DATA RECORDS Start Marker

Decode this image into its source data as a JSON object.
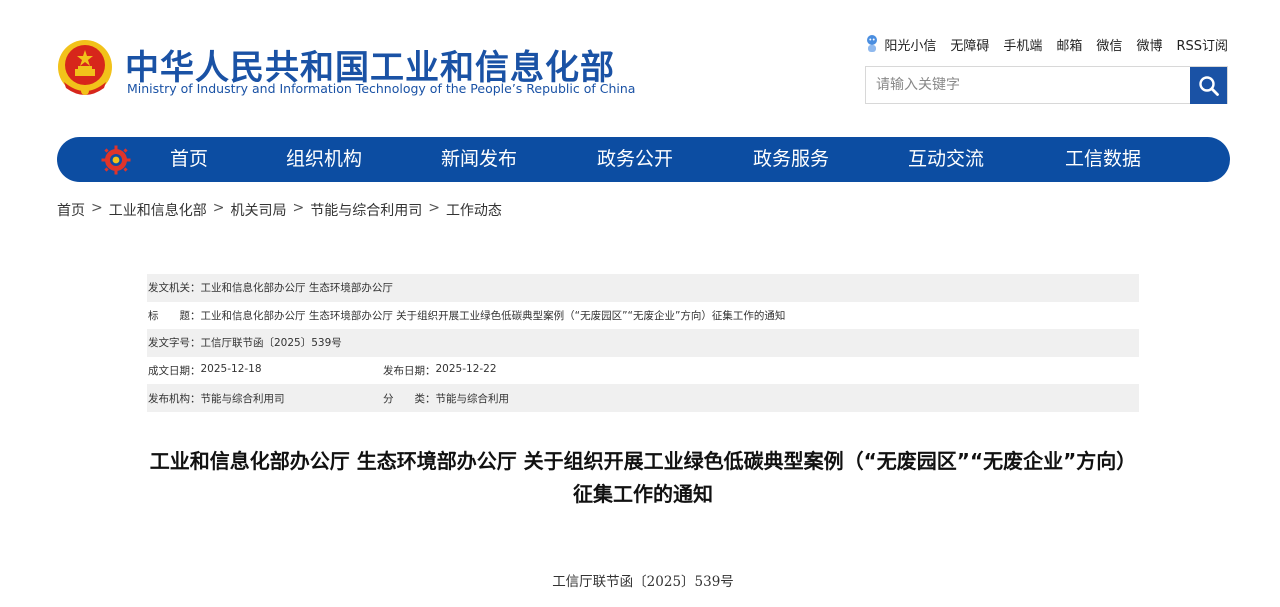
{
  "header": {
    "title": "中华人民共和国工业和信息化部",
    "subtitle": "Ministry of Industry and Information Technology of the People’s Republic of China",
    "links": [
      "阳光小信",
      "无障碍",
      "手机端",
      "邮箱",
      "微信",
      "微博",
      "RSS订阅"
    ],
    "search": {
      "placeholder": "请输入关键字",
      "value": ""
    }
  },
  "nav": {
    "items": [
      "首页",
      "组织机构",
      "新闻发布",
      "政务公开",
      "政务服务",
      "互动交流",
      "工信数据"
    ]
  },
  "breadcrumb": [
    "首页",
    "工业和信息化部",
    "机关司局",
    "节能与综合利用司",
    "工作动态"
  ],
  "meta": {
    "issuer_label": "发文机关：",
    "issuer": "工业和信息化部办公厅 生态环境部办公厅",
    "title_label": "标　　题：",
    "title": "工业和信息化部办公厅 生态环境部办公厅 关于组织开展工业绿色低碳典型案例（“无废园区”“无废企业”方向）征集工作的通知",
    "docno_label": "发文字号：",
    "docno": "工信厅联节函〔2025〕539号",
    "written_label": "成文日期：",
    "written": "2025-12-18",
    "published_label": "发布日期：",
    "published": "2025-12-22",
    "dept_label": "发布机构：",
    "dept": "节能与综合利用司",
    "category_label": "分　　类：",
    "category": "节能与综合利用"
  },
  "article": {
    "title": "工业和信息化部办公厅 生态环境部办公厅 关于组织开展工业绿色低碳典型案例（“无废园区”“无废企业”方向）征集工作的通知",
    "doc_number": "工信厅联节函〔2025〕539号"
  },
  "colors": {
    "brand_blue": "#1a52a5",
    "nav_blue": "#0c4da2",
    "emblem_red": "#d7261b",
    "emblem_gold": "#f2c21a"
  }
}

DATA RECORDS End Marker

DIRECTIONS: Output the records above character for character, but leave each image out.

SOLUTION TO THE EXERCISE:
Decode this image into its source data as a JSON object.
{
  "header": {
    "title": "中华人民共和国工业和信息化部",
    "subtitle": "Ministry of Industry and Information Technology of the People’s Republic of China",
    "links": [
      "阳光小信",
      "无障碍",
      "手机端",
      "邮箱",
      "微信",
      "微博",
      "RSS订阅"
    ],
    "search": {
      "placeholder": "请输入关键字",
      "value": ""
    }
  },
  "nav": {
    "items": [
      "首页",
      "组织机构",
      "新闻发布",
      "政务公开",
      "政务服务",
      "互动交流",
      "工信数据"
    ]
  },
  "breadcrumb": [
    "首页",
    "工业和信息化部",
    "机关司局",
    "节能与综合利用司",
    "工作动态"
  ],
  "meta": {
    "issuer_label": "发文机关：",
    "issuer": "工业和信息化部办公厅 生态环境部办公厅",
    "title_label": "标　　题：",
    "title": "工业和信息化部办公厅 生态环境部办公厅 关于组织开展工业绿色低碳典型案例（“无废园区”“无废企业”方向）征集工作的通知",
    "docno_label": "发文字号：",
    "docno": "工信厅联节函〔2025〕539号",
    "written_label": "成文日期：",
    "written": "2025-12-18",
    "published_label": "发布日期：",
    "published": "2025-12-22",
    "dept_label": "发布机构：",
    "dept": "节能与综合利用司",
    "category_label": "分　　类：",
    "category": "节能与综合利用"
  },
  "article": {
    "title": "工业和信息化部办公厅 生态环境部办公厅 关于组织开展工业绿色低碳典型案例（“无废园区”“无废企业”方向）征集工作的通知",
    "doc_number": "工信厅联节函〔2025〕539号"
  },
  "colors": {
    "brand_blue": "#1a52a5",
    "nav_blue": "#0c4da2",
    "emblem_red": "#d7261b",
    "emblem_gold": "#f2c21a"
  }
}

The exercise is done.